RECORDS TO USE:

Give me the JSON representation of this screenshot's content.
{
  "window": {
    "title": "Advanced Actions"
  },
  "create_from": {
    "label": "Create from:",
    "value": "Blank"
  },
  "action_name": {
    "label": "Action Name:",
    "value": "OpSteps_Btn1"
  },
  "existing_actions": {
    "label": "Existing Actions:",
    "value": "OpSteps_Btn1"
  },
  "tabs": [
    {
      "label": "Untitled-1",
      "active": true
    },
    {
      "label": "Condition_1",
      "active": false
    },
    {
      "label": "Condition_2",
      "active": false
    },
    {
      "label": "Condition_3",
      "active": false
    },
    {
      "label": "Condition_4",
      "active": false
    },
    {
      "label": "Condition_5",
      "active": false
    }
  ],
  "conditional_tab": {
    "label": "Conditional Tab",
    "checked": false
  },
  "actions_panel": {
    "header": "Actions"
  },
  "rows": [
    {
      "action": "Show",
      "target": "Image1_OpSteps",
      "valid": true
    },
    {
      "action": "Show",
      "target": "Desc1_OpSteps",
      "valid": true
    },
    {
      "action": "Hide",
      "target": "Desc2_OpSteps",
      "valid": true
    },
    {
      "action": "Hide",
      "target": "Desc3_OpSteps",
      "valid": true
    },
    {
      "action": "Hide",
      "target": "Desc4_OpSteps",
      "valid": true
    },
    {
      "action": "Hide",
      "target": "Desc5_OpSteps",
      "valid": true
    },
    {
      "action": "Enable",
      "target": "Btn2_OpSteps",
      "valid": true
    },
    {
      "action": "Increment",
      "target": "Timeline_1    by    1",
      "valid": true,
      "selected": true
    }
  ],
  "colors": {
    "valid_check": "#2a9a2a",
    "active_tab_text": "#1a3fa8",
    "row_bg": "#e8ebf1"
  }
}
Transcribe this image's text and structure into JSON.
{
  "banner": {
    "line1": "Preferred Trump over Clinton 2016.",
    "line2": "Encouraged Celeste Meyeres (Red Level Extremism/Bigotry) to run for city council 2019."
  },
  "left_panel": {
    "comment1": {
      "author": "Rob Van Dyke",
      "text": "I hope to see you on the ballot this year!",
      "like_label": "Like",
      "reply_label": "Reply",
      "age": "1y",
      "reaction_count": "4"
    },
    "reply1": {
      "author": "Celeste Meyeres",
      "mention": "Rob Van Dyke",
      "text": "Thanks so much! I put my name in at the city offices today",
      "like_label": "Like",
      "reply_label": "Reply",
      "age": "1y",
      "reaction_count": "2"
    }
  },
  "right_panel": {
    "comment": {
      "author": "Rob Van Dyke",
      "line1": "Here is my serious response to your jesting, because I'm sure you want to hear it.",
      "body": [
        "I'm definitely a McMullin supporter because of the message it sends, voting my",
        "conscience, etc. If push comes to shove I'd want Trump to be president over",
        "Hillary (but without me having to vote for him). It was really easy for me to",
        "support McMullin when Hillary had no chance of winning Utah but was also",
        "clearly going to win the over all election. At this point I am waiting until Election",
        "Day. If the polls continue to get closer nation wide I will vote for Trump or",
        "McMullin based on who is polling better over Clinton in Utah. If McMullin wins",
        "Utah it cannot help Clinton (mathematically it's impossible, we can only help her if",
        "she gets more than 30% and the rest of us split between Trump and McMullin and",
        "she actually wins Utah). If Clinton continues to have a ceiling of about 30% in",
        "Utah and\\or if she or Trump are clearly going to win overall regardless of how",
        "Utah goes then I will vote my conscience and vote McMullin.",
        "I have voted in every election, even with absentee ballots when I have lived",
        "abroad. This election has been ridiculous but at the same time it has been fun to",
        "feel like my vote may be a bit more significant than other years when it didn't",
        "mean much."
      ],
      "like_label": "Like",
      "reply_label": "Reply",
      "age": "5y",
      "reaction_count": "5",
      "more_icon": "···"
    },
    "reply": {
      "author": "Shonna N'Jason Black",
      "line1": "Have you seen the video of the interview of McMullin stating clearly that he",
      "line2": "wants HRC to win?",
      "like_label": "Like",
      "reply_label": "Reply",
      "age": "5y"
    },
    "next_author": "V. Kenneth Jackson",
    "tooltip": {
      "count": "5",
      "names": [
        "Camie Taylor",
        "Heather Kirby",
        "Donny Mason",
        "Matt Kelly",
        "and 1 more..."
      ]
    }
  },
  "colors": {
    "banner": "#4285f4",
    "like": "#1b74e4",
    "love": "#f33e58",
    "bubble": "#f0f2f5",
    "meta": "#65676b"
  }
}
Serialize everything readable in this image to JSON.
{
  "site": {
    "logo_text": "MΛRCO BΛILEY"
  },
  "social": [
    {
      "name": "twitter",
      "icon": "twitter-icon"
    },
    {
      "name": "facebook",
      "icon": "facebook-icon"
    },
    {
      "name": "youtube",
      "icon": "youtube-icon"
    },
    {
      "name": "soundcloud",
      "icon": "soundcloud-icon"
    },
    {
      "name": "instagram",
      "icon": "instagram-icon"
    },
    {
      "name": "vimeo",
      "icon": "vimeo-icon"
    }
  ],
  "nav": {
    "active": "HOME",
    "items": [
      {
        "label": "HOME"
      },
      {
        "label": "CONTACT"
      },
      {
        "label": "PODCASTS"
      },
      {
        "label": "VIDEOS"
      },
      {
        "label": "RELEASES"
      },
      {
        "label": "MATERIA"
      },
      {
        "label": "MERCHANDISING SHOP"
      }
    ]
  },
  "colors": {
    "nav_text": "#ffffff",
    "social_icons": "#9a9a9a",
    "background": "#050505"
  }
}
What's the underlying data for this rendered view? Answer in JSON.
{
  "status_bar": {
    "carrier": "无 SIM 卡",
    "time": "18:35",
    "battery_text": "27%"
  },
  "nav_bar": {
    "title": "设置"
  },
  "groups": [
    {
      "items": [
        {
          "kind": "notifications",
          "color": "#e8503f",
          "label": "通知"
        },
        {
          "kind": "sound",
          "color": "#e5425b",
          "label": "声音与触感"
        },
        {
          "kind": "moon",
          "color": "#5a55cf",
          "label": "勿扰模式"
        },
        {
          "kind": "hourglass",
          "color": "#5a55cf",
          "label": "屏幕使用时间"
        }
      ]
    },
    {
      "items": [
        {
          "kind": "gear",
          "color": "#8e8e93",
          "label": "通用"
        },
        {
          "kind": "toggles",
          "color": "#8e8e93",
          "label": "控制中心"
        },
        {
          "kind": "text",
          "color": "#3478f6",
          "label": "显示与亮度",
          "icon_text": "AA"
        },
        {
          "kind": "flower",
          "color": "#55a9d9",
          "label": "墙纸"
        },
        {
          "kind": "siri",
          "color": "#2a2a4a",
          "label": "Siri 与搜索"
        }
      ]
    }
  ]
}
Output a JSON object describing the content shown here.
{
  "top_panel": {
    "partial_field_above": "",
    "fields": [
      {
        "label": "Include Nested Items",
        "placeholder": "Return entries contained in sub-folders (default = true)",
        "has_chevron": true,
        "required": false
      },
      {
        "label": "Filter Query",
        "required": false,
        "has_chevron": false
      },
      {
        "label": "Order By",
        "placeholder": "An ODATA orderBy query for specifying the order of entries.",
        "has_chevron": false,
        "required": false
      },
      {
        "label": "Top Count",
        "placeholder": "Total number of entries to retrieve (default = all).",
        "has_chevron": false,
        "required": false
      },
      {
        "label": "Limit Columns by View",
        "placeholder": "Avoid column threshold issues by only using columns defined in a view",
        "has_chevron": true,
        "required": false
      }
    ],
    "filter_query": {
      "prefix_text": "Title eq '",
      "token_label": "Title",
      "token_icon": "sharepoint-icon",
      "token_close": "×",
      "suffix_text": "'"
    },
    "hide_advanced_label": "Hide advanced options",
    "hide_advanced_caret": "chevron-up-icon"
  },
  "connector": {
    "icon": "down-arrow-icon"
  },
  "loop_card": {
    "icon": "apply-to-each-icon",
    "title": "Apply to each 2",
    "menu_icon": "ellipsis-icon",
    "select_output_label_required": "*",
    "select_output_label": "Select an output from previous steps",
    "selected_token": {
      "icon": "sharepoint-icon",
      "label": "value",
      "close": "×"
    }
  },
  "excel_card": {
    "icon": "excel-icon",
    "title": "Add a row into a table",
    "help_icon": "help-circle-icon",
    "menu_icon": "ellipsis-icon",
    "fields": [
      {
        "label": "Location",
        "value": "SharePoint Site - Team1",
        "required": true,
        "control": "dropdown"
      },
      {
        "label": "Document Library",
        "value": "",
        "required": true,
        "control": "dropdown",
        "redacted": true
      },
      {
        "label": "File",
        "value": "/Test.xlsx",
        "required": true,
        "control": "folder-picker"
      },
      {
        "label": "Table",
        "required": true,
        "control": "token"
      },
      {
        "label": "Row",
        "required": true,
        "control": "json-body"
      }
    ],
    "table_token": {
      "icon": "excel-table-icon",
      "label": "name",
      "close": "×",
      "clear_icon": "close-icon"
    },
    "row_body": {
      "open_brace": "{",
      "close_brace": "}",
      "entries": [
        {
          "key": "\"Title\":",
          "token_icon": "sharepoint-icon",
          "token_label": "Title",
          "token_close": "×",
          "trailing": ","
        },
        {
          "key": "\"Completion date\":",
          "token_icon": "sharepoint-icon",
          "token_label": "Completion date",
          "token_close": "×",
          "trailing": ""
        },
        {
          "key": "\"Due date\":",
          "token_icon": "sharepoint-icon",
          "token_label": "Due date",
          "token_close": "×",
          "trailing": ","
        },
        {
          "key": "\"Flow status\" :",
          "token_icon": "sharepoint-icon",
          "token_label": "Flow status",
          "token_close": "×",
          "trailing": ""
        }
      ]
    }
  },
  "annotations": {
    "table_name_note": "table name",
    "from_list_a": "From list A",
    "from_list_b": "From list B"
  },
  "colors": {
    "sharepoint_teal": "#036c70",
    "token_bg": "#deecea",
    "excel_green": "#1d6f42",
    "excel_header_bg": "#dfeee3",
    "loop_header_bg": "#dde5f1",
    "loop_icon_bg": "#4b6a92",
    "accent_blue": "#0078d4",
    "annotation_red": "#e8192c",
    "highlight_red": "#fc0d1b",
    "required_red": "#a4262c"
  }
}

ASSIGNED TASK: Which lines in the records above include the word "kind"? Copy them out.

WRITTEN ANSWER:
          "kind": "notifications",
          "kind": "sound",
          "kind": "moon",
          "kind": "hourglass",
          "kind": "gear",
          "kind": "toggles",
          "kind": "text",
          "kind": "flower",
          "kind": "siri",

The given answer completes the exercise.